WHAT TO PRODUCE:
Exact repetition of the data is the whole task.

SOURCE RECORDS:

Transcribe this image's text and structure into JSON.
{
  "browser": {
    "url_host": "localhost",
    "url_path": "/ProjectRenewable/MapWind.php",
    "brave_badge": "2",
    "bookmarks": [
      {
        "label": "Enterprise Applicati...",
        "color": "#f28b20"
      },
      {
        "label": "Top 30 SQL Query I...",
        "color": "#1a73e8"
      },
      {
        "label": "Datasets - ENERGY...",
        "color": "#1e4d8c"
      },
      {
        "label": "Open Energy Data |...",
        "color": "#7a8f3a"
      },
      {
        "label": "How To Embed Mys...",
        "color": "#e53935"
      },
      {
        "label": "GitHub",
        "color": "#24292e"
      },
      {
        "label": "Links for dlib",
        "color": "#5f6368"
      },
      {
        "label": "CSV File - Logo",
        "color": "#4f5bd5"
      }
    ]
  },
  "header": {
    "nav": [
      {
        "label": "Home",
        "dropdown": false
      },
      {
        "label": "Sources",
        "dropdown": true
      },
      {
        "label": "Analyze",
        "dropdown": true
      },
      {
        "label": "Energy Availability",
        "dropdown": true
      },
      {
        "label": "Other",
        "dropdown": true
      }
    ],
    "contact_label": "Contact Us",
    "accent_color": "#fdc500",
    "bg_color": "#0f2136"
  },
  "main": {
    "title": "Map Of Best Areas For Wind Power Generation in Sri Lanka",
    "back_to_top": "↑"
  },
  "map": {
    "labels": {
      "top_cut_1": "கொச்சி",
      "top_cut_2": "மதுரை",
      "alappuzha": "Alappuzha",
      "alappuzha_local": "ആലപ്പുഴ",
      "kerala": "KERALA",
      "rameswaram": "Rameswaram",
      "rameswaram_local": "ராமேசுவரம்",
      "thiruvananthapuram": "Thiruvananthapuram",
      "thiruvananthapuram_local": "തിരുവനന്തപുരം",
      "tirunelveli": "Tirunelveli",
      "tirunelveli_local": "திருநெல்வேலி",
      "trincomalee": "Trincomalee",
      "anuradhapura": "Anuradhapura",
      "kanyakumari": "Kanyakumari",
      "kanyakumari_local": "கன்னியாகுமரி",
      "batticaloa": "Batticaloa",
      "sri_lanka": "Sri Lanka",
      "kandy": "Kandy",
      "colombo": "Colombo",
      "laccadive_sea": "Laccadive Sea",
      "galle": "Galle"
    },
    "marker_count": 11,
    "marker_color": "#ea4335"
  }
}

RESPONSE TO THE TASK:
Transcribe this image's text and structure into JSON.
{
  "browser": {
    "url_host": "localhost",
    "url_path": "/ProjectRenewable/MapWind.php",
    "brave_badge": "2",
    "bookmarks": [
      {
        "label": "Enterprise Applicati...",
        "color": "#f28b20"
      },
      {
        "label": "Top 30 SQL Query I...",
        "color": "#1a73e8"
      },
      {
        "label": "Datasets - ENERGY...",
        "color": "#1e4d8c"
      },
      {
        "label": "Open Energy Data |...",
        "color": "#7a8f3a"
      },
      {
        "label": "How To Embed Mys...",
        "color": "#e53935"
      },
      {
        "label": "GitHub",
        "color": "#24292e"
      },
      {
        "label": "Links for dlib",
        "color": "#5f6368"
      },
      {
        "label": "CSV File - Logo",
        "color": "#4f5bd5"
      }
    ]
  },
  "header": {
    "nav": [
      {
        "label": "Home",
        "dropdown": false
      },
      {
        "label": "Sources",
        "dropdown": true
      },
      {
        "label": "Analyze",
        "dropdown": true
      },
      {
        "label": "Energy Availability",
        "dropdown": true
      },
      {
        "label": "Other",
        "dropdown": true
      }
    ],
    "contact_label": "Contact Us",
    "accent_color": "#fdc500",
    "bg_color": "#0f2136"
  },
  "main": {
    "title": "Map Of Best Areas For Wind Power Generation in Sri Lanka",
    "back_to_top": "↑"
  },
  "map": {
    "labels": {
      "top_cut_1": "கொச்சி",
      "top_cut_2": "மதுரை",
      "alappuzha": "Alappuzha",
      "alappuzha_local": "ആലപ്പുഴ",
      "kerala": "KERALA",
      "rameswaram": "Rameswaram",
      "rameswaram_local": "ராமேசுவரம்",
      "thiruvananthapuram": "Thiruvananthapuram",
      "thiruvananthapuram_local": "തിരുവനന്തപുരം",
      "tirunelveli": "Tirunelveli",
      "tirunelveli_local": "திருநெல்வேலி",
      "trincomalee": "Trincomalee",
      "anuradhapura": "Anuradhapura",
      "kanyakumari": "Kanyakumari",
      "kanyakumari_local": "கன்னியாகுமரி",
      "batticaloa": "Batticaloa",
      "sri_lanka": "Sri Lanka",
      "kandy": "Kandy",
      "colombo": "Colombo",
      "laccadive_sea": "Laccadive Sea",
      "galle": "Galle"
    },
    "marker_count": 11,
    "marker_color": "#ea4335"
  }
}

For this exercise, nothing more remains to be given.